But, the model has limitations. The price of Invisalign clear aligner treatment is simply not accessible for many customers. Prices for patients range from $3000 all the way up to over $8000. Doctor-led models limit the control GPs and orthodontists have over a treatment, which creates delays and other issues.

Direct-to-consumer (D2C)

Direct-to-consumer models of clear aligner treatments have been introduced to increase accessibility and decrease costs to consumers. This model addresses the limitations of the doctor-led model and eliminates visits to the doctor’s office altogether. Cases are evaluated in the comfort of a customer’s home or at one of the company’s brick and mortar locations.
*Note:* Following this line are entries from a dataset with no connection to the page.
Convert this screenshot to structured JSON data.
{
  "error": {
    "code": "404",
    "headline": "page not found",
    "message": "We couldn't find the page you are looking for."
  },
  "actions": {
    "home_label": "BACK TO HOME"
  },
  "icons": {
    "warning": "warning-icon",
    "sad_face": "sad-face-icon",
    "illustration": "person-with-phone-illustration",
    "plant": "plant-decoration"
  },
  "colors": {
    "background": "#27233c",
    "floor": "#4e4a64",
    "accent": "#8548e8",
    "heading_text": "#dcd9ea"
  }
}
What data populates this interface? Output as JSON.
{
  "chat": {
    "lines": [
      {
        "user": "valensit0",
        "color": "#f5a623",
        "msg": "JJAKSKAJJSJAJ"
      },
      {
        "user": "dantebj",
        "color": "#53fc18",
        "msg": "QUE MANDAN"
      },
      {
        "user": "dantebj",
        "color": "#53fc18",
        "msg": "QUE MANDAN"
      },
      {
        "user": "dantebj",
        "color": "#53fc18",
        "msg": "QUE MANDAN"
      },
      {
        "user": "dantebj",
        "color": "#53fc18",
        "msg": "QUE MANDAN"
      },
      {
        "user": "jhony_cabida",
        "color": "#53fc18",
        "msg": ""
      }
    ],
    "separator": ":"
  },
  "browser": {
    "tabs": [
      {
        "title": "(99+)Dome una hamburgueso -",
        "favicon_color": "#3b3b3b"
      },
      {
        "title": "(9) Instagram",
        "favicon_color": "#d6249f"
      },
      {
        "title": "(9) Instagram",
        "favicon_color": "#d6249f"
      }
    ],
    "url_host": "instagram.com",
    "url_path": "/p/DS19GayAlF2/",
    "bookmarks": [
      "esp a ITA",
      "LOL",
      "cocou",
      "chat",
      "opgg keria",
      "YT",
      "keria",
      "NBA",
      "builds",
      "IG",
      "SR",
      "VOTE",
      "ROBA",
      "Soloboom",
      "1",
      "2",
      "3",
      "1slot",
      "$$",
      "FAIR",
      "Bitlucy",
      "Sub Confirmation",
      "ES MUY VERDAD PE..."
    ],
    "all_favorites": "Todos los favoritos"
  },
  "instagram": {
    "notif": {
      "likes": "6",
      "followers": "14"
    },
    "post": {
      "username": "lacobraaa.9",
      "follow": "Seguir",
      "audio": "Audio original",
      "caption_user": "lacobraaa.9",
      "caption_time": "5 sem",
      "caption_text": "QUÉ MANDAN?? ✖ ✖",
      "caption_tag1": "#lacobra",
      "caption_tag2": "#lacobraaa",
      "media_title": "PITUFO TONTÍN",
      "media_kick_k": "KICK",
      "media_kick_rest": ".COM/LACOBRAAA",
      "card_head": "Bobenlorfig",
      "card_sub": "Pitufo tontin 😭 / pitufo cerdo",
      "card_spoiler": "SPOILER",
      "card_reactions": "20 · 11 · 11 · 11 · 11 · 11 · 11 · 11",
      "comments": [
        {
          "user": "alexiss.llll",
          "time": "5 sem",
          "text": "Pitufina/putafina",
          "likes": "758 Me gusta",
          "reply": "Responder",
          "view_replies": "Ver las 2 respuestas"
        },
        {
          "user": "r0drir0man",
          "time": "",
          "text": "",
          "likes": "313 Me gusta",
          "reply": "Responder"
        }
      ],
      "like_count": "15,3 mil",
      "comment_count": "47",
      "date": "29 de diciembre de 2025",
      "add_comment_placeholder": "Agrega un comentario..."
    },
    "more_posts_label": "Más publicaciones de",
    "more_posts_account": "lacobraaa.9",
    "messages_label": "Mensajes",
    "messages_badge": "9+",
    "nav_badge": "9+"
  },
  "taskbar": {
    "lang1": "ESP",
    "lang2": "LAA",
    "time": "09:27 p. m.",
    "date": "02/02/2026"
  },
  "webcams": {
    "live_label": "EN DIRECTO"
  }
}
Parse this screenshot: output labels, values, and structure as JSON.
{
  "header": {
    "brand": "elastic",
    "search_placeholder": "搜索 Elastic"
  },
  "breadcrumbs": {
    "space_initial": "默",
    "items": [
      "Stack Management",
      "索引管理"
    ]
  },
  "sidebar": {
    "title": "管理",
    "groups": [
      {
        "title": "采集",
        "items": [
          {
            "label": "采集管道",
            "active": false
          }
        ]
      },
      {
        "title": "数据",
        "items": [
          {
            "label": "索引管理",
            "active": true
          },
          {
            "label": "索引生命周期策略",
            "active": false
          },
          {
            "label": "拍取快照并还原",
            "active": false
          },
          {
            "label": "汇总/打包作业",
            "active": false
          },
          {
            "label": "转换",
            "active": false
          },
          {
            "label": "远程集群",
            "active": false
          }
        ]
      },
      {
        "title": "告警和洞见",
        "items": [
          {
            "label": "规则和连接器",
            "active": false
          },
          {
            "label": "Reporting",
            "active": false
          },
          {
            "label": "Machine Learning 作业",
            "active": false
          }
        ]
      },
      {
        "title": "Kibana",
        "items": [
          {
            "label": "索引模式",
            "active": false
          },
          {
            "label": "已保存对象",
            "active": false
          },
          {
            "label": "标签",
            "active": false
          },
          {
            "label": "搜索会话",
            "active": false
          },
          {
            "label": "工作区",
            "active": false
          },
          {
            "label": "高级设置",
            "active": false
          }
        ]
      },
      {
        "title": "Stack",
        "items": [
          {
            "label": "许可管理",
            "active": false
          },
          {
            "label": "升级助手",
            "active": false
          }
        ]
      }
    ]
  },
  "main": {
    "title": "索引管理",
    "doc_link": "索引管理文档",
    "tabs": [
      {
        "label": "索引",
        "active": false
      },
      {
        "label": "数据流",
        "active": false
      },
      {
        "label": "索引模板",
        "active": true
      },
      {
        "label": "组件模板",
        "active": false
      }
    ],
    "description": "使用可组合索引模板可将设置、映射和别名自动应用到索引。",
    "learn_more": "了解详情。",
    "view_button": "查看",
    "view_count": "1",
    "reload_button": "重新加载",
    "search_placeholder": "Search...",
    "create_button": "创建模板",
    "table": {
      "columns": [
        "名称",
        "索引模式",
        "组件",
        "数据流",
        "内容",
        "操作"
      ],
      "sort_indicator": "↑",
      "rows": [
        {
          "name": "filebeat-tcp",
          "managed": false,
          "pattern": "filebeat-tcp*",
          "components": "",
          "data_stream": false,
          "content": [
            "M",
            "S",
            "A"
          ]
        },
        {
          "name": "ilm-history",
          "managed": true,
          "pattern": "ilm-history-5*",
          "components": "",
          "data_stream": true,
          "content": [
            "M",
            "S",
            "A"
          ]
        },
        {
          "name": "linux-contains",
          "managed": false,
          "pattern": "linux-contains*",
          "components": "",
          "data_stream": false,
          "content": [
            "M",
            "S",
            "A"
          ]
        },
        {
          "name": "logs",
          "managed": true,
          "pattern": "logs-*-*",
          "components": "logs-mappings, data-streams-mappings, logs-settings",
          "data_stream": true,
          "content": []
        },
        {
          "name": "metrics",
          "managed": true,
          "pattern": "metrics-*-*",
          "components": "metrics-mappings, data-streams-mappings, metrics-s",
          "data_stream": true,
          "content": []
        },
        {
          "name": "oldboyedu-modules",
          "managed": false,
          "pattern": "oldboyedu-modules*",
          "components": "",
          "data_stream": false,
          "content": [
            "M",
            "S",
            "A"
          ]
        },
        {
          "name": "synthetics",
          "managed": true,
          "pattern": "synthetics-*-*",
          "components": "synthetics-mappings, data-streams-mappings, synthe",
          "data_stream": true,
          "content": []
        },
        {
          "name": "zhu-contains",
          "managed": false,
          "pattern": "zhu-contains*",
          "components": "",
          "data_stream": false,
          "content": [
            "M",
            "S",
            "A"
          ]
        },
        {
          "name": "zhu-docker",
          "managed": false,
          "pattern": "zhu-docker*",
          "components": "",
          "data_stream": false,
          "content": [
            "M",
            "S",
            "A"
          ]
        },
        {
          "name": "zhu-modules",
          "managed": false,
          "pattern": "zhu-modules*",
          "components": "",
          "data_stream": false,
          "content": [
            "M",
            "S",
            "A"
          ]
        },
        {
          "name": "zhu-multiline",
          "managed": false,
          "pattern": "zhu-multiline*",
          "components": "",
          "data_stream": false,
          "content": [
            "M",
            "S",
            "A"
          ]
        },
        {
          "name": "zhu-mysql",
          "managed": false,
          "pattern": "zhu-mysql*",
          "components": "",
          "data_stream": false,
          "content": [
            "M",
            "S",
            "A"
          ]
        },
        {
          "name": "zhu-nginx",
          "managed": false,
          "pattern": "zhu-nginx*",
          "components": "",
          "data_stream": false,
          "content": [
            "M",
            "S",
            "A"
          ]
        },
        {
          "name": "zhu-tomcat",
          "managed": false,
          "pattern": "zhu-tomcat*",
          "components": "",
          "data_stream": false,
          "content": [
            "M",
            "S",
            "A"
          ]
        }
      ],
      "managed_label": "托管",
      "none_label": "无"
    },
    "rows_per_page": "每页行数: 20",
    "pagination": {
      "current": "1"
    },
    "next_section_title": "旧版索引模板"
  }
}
A customer may receive aligners at her home within 48 hours.

Cutting doctor’s visits out of clear aligner treatment has allowed D2C players to slash the price of treatment for customers to below $2,000 per case. These price advantages have opened the clear aligner market to 500 million people worldwide (85% of people with malocclusion who can afford treatment under the current price) or 950 billion $ (with a price of 1900$). In comparison, the doctor-led model only offers a global market opportunity of 15 million orthodontic cases.

Many players have entered the quickly expanding clear aligner market, namely, SmileDirectClub (with 22% of market share), Candid, SnapCorrect, and Smilelove. These companies have spent fantastic resources on marketing and customer acquisition to compete in the marketplace. Based on the SmileDirectClub’s 2019 results, the company spent on average up to $1k in sales and marketing per one aligner case shipped with a gross profit margin per case of $1.2k.

Democratizing orthodontic treatment has come at a cost for D2C market players. The model has been widely criticized, with a number of lawsuits filed by both patients and doctors, as well as dental organizations.

From pure D2C to telehealth

Issues with the D2C model led to the development of Telehealth aligner treatments and doctor-driven D2C models. The Covid-19 pandemic has created the need for alternatives to in-office doctor’s visits. In-office visits were decreased or fully replaced by online visits and check-ins on mobile apps. 

SmileDirectClub offered its Telehealth platform for free to their network of dentists and orthodontists in April 2020. Other players, such as Byte (recently acquired by Dentsply Sirona), were also offering remote monitoring. The Telehealth model creates value to doctors by opening a new customer base while ensuring a doctor’s supervision and remote monitoring of the treatment process. Despite the rise of virtual care and Telehealth platforms during the Covid-19 pandemic, prices didn’t significantly change for patients.

In-house aligners

3D printing is an alternative frontier of the clear aligner industry. Started by enthusiasts, now, having more affordable 3D printers, in-house aligners fabrication has gained significant traction amongst dentists and orthodontists. The in-house aligner model puts all the tools into the doctor’s hands. The treatment process is performed entirely by the doctor from start to finish. Doctors can accept and evaluate a case, plan treatment, and print aligners on the same day cutting costs and delays. In-house aligners provide control and flexibility to doctors and slash costs for both doctors and patients. Aligners can be printed for less than 100$ per case.

The in-house aligner model opens clear aligner treatment to an even larger potential market. The main obstacles to widespread adoption of the in-house aligner model are the lack of doctors with 3D printers (less than 15% of dentists) and doctors’ technical ability to plan treatments and operate 3D printers. Dental and orthodontic practices with their own in-office labs have started in-house aligner production, which is often combined with other providers’ offerings.

A bit modified model also gets momentum: a doctor determines a treatment plan and then order the fabrication of aligners from an orthodontic laboratory.

The evolution of the clear aligner market has proven that doctor’s involvement in the treatment process is essential for successful long-lasting treatment results and will probably stay in some form (in-office or remote) in the future where the price of the treatment may decrease as the competition intensifies.